[Work item] Using the material below, copy every line where "name" appears.

[Data records]
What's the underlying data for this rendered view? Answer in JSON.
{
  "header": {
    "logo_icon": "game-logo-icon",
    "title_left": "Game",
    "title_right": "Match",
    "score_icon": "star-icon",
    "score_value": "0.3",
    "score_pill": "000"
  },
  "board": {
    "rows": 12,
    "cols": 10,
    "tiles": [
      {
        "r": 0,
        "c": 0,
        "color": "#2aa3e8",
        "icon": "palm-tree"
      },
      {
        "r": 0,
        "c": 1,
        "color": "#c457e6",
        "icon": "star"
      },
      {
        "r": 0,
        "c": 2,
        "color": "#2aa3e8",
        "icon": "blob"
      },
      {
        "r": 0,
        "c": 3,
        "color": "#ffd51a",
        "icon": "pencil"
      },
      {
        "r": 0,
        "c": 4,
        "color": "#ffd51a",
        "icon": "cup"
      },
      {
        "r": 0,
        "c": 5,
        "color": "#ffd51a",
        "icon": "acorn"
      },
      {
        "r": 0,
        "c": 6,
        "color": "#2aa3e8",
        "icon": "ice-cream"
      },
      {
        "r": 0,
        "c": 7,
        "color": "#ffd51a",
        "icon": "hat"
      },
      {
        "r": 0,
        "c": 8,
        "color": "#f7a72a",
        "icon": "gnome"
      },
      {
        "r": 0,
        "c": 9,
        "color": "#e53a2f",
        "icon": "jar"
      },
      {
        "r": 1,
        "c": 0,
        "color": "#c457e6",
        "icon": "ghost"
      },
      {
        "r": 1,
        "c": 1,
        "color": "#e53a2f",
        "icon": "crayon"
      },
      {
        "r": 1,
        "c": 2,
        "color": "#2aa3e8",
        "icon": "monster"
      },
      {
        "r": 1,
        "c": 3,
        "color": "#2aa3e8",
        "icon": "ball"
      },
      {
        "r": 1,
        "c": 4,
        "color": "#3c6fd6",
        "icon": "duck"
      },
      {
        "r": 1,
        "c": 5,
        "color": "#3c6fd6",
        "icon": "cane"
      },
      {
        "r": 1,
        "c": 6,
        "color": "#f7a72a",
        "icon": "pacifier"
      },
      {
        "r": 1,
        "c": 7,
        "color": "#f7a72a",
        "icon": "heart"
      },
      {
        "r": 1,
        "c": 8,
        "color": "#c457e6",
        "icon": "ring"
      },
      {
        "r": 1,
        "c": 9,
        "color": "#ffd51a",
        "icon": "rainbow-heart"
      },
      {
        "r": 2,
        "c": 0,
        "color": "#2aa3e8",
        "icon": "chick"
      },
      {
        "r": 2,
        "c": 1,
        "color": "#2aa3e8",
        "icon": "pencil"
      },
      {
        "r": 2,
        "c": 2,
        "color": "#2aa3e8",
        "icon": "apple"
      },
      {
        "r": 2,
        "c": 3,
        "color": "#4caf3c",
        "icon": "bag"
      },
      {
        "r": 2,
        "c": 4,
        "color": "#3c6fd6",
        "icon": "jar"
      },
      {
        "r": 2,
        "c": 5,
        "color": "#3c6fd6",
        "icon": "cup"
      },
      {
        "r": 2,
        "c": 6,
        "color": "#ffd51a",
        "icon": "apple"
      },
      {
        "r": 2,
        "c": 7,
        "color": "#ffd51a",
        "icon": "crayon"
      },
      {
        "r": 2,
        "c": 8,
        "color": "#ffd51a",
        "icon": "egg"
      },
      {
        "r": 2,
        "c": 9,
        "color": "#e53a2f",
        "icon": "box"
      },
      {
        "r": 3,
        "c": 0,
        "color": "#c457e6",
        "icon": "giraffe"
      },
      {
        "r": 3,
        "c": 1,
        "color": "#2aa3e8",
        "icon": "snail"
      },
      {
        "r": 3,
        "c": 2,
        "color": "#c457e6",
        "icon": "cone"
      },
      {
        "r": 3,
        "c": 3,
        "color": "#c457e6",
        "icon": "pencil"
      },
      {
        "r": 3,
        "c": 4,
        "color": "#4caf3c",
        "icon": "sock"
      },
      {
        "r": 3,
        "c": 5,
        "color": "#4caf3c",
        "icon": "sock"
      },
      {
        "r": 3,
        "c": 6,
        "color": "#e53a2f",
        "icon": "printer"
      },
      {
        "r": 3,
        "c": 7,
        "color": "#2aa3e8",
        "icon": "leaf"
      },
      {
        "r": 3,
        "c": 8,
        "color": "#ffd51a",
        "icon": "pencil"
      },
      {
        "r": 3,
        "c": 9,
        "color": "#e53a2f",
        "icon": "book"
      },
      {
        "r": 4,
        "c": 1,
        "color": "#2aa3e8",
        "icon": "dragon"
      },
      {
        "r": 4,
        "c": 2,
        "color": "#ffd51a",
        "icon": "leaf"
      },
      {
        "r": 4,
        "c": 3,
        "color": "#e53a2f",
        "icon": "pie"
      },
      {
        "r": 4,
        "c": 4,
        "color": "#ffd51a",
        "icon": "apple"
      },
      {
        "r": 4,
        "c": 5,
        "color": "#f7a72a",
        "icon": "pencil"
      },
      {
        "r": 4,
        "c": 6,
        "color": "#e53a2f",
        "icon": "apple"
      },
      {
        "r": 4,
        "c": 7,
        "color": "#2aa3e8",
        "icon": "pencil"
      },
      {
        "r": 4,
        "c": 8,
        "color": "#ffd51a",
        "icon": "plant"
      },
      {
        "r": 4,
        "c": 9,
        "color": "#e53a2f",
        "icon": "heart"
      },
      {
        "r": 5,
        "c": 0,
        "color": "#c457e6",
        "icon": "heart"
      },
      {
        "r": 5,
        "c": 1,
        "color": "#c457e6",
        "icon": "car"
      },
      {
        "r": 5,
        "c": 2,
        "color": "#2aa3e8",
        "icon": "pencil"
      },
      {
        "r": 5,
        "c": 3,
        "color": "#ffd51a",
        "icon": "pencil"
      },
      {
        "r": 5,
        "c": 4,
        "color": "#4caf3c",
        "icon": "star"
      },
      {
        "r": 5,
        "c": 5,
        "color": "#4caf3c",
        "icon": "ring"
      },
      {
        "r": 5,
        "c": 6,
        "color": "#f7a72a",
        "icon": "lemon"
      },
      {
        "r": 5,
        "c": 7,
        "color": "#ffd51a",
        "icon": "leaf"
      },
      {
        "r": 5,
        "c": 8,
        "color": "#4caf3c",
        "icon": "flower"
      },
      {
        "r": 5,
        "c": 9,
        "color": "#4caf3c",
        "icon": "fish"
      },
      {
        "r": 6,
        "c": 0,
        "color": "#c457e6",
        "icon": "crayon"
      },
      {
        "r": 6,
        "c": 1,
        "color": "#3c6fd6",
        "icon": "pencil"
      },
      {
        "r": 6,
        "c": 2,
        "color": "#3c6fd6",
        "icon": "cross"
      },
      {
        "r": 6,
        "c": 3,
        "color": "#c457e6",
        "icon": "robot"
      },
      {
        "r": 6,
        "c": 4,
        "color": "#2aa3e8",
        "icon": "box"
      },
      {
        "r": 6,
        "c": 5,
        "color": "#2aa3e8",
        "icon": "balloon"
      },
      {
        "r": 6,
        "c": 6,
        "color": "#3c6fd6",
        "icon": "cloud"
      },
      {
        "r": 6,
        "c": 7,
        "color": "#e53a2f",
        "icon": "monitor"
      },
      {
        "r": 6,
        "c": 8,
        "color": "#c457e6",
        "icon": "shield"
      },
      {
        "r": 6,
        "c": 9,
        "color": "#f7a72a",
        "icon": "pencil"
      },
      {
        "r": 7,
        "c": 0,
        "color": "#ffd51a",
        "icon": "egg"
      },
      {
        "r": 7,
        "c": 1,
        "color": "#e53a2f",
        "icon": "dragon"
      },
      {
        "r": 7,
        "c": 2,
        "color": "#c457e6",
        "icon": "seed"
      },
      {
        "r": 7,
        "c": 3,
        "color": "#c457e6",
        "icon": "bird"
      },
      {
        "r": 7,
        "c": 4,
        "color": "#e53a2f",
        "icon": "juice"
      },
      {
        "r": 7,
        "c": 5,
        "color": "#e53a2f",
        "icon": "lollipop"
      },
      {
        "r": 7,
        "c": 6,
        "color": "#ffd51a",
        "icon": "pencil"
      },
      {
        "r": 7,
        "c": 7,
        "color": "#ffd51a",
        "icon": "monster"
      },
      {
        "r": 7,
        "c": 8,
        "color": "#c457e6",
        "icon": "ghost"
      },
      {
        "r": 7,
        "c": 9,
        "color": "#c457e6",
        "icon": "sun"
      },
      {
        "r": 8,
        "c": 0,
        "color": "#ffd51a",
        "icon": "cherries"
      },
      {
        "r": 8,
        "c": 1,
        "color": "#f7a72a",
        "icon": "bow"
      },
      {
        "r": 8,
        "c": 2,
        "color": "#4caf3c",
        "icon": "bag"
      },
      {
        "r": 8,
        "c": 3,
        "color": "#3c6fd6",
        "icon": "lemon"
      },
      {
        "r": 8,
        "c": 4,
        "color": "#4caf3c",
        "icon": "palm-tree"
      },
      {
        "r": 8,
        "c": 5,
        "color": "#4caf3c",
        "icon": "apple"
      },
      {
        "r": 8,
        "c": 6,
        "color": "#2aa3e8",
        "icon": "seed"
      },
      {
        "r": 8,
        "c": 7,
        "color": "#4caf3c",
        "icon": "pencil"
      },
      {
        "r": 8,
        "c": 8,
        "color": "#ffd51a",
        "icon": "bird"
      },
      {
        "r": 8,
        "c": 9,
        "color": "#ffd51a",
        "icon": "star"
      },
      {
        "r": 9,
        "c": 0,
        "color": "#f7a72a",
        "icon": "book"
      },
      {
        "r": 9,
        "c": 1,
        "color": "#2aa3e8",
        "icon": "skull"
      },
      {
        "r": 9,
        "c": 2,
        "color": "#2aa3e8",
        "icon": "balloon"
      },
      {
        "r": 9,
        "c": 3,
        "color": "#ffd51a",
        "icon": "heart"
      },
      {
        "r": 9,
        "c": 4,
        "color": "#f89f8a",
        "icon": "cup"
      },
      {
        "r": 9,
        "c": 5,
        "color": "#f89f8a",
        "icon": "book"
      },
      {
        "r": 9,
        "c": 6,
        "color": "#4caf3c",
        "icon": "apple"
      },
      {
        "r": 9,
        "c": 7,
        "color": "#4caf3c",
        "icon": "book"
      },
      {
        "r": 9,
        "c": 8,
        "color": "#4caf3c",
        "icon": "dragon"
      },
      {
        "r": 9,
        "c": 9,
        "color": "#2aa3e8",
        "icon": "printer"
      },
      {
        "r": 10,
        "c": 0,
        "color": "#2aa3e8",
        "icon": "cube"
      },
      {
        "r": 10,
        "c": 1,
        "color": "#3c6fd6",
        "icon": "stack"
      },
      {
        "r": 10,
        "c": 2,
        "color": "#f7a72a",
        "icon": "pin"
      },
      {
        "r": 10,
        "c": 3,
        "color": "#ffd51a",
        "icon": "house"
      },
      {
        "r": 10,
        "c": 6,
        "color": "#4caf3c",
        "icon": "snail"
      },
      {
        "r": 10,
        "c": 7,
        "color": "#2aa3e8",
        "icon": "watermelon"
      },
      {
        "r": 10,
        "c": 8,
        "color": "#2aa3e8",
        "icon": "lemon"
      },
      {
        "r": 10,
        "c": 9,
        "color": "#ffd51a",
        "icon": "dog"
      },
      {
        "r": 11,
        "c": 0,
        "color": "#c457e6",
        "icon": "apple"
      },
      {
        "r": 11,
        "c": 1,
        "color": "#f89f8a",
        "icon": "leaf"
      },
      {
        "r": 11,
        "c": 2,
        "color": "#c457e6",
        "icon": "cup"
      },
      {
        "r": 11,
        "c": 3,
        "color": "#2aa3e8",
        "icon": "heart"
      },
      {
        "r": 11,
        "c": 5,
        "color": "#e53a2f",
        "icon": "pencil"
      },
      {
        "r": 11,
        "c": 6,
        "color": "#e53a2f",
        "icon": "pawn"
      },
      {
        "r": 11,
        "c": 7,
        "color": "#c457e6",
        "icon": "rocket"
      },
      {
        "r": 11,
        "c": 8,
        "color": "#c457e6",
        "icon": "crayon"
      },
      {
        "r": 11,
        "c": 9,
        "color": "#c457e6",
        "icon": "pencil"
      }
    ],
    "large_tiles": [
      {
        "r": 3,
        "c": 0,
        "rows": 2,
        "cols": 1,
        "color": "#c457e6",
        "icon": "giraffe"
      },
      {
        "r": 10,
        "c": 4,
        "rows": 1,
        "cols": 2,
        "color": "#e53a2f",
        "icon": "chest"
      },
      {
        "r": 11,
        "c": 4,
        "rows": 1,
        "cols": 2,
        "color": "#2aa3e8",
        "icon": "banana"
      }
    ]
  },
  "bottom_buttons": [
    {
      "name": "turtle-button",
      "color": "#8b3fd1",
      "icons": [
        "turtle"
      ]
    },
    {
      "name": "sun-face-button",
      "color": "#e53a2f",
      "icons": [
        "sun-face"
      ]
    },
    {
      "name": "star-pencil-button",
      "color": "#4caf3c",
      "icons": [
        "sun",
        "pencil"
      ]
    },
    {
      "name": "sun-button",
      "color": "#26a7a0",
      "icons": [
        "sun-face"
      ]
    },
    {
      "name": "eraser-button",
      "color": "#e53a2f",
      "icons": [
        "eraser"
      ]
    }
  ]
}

[Task solution]
      "name": "turtle-button",
      "name": "sun-face-button",
      "name": "star-pencil-button",
      "name": "sun-button",
      "name": "eraser-button",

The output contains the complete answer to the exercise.